→ HOW TO COMPLETE THIS TASK: Each entry is to be restated word for word, with nothing omitted.

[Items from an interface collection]
--*--

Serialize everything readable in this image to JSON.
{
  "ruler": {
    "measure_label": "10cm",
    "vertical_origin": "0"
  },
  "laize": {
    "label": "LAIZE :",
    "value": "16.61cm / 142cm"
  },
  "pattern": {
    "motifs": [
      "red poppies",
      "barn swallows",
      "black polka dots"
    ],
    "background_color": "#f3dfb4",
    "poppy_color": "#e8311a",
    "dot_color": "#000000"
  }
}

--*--

→ RESPONSE:
Serialize everything readable in this image to JSON.
{
  "ruler": {
    "measure_label": "10cm",
    "vertical_origin": "0"
  },
  "laize": {
    "label": "LAIZE :",
    "value": "16.61cm / 142cm"
  },
  "pattern": {
    "motifs": [
      "red poppies",
      "barn swallows",
      "black polka dots"
    ],
    "background_color": "#f3dfb4",
    "poppy_color": "#e8311a",
    "dot_color": "#000000"
  }
}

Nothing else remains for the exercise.